The list of dead opponents is very long:  Pavel Litvinenko (murdered in the UK in 2006 with radioactive polonium); Boris Nemtsov (opposition politician gunned down in 2015 in Moscow); Anna Politovskaya (investigative journalist shot in 2006 in Moscow); Sergei Magnitsky (advisor to American businessman Steve Browder, beaten to death in custody in 2009); Natalya Nemirova (human rights activist murdered in Grozny in 2006);  Stanislav Markelov and Anastasia Baburova (human rights activists shot dead together in broad daylight in 2009); Paul Klebnikov (a Russian-American journalist, editor of Forbes-Russia, shot dead in Moscow in 2004); Sergei Yushenkov (co-chair of the Liberal Russia movement, shot in Moscow in 2004); Boris Berezovsky (oligarch and former supporter of Putin, found hanged in his home in London in 2013); Sergei Skripov and his daughter Yulia (found poisoned by nerve agent in London, 2018); that is a partial list.

Those sentenced to prison include: Mikhail Khodorkovsky (former oligarch who opposed Putin, stripped of his wealth and spent 10 years in Siberia); Alexei Navalny (lawyer and leader of political opposition to Putin, he and his brother Oleg were sentenced to 3.5 years in prison); Sergei Udaltsov (leader of Left Front sentenced to 4.5 years in prison); Leonid Razvozzhaev (colleague of Udaltsov, fled Russia, abducted and returned, sentenced to 4.5 years in prison); Mikhail Kosenko (political activist sent to psychiatric prison); Greenpeace leaders (30 persons including several Brits were arrested and sentenced to up to 7 years in prison, but were released after 2 months due to international pressure); Pussy Riot (all female punk group were sent to prison for 2 years for demonstrating against Putin); Vladimir Yevtushenkov (an oligarch, arrested and held until he capitulated to Putin’s demands); once again a partial list.

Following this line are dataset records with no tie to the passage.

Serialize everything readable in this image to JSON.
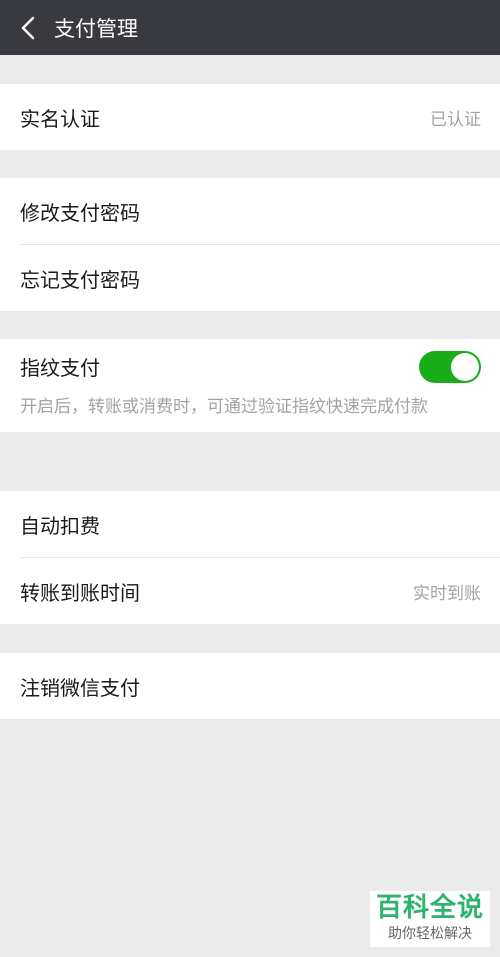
{
  "header": {
    "title": "支付管理",
    "back_icon": "chevron-left-icon"
  },
  "groups": {
    "verify": {
      "label": "实名认证",
      "value": "已认证"
    },
    "password": {
      "change_label": "修改支付密码",
      "forgot_label": "忘记支付密码"
    },
    "fingerprint": {
      "label": "指纹支付",
      "enabled": true,
      "description": "开启后，转账或消费时，可通过验证指纹快速完成付款"
    },
    "payment": {
      "auto_deduct_label": "自动扣费",
      "transfer_time_label": "转账到账时间",
      "transfer_time_value": "实时到账"
    },
    "cancel": {
      "label": "注销微信支付"
    }
  },
  "watermark": {
    "title": "百科全说",
    "subtitle": "助你轻松解决"
  },
  "colors": {
    "accent": "#1aad19",
    "topbar": "#393a3f",
    "background": "#ebebeb"
  }
}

The only law in Russia is Putin’s law and he has just been elected for a (previously illegal) fourth six-year term as President.  He will do anything necessary to stay in power. There is no doubt that he is determined to expand his influence around the world and to restore Russia’s former greatness.  He is definitely anti-American and has undoubtedly interfered in both UK and US elections.  However, the idea that he has supported Pres. Trump is futile, since Trump’s policies of making America Great Again and expanding the US military are directly contrary to Putin’s interests. However, since he is firmly in control of Russia, both Trump in the US and Netanyahu in Israel, due to Russia’s support of Pres. Assad of Syria, must come to terms with Putin.